The Parliamentary and Health Service Ombudsman (PHSO) is the complaint handler of last resort for individuals who have complaints about public services provided by UK Government Departments and the NHS in England. The Ombudsman is independent of the Government, and is accountable to Parliament through the Public Administration and Constitutional Affairs Committee.
The PHSO is in the middle of a period of significant change. The current Ombudsman, Rob Behrens, took up his role in April 2017 following the resignation of his predecessor. The organisation is required to make a 24% real terms reduction in its spending over the next two years. The PHSO needs mechanisms that provide robust external assurance of its value for money and its impact on improving public services, especially if it wants to argue for increased funding in the future.
The PHSO’s performance in handling complaints has been repeatedly criticised in recent years. The time taken to complete investigations has improved but was described to us as simply unacceptable by its Chief Executive Amanda Campbell. Mr Behrens has made restoring public trust in the Ombudsman one of his priorities. We welcome the introduction of the PHSO’s new service charter, which includes systematic monitoring of complainants’ views, and its new strategic plan. We will hold the Ombudsman to account for delivering the latter.
The legislation underpinning the PHSO is over fifty years old, and prevents it adopting modern corporate governance arrangements. The Government published draft legislation in 2016 that would merge PHSO with the Local Government and Social Care Ombudsman, and modernise its governance. We conclude that the Government should provide clarity about whether it intends to introduce the legislation, and on what timetable, to allow the PHSO to plan effectively.

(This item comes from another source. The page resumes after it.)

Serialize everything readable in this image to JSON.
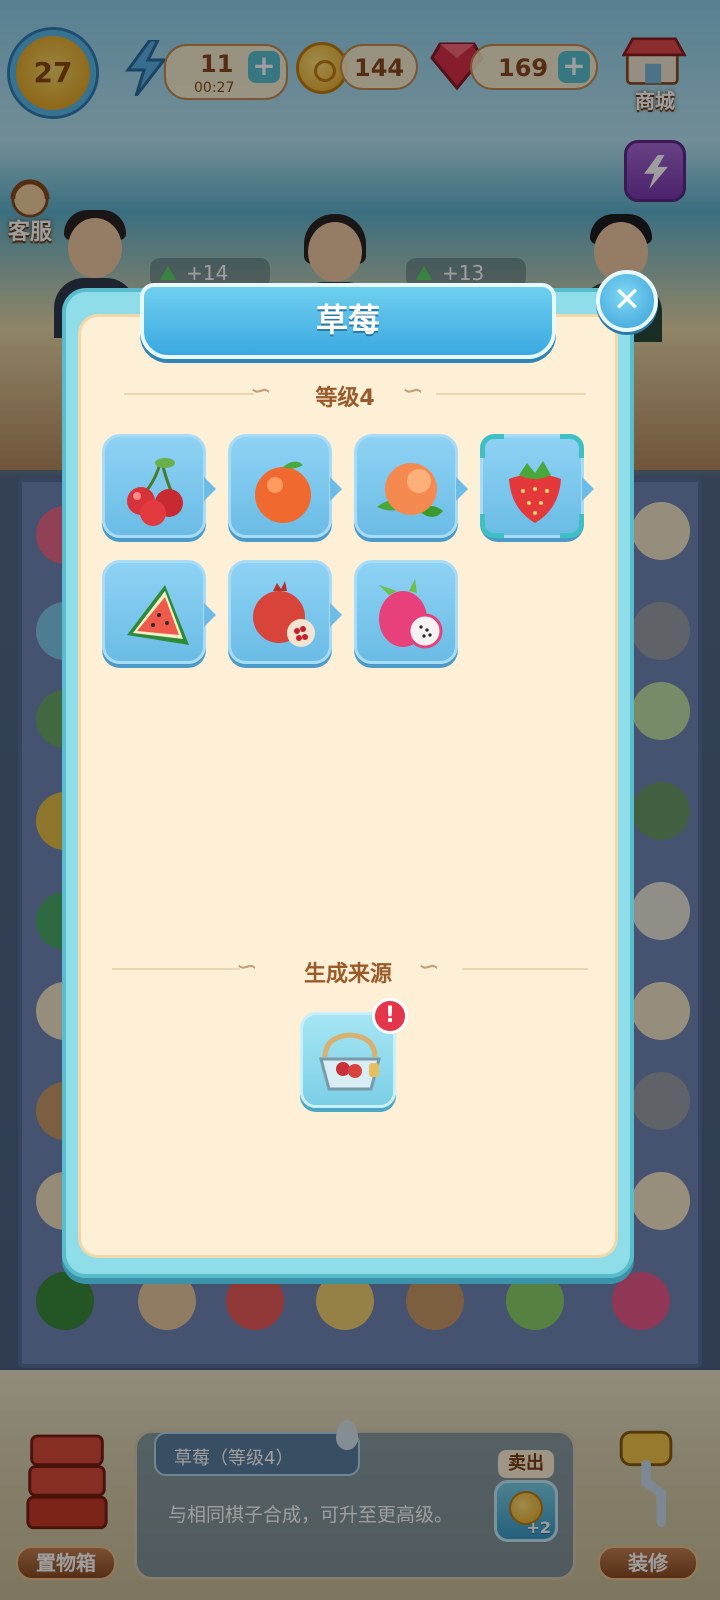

Eighty-eight per cent of the PHSO’s casework in 2016–17 related to the NHS. The capacity of local complaint handling in the NHS therefore has a substantial impact on the PHSO, as well as on the individual complainants. NHS complaints handling has been the subject of repeated criticism by ourselves and the Health Committee. PHSO has committed to sharing its best practice and developing training for local complaints handlers. However, substantive change will need leadership from the NHS and Department of Health and Social Care. The establishment of the Health Safety Investigation Branch, on the recommendation of our predecessor Committee, is a necessary but not sufficient step to achieve this. It is vital that the draft Health Services Safety Investigation Bill, which will provide statutory underpinning for the new system’ receives pre-legislative scrutiny at the earliest opportunity so momentum is maintained.
There are also a small number of ‘historic cases’ relating to the NHS where it appears injustice remains but that it would not be appropriate for the PHSO to investigate, or in some cases re-investigate. The Government should instead develop a proportionate, time limited, mechanism to independently investigate and address those cases where legitimate questions or grievances remain.
24 April 2018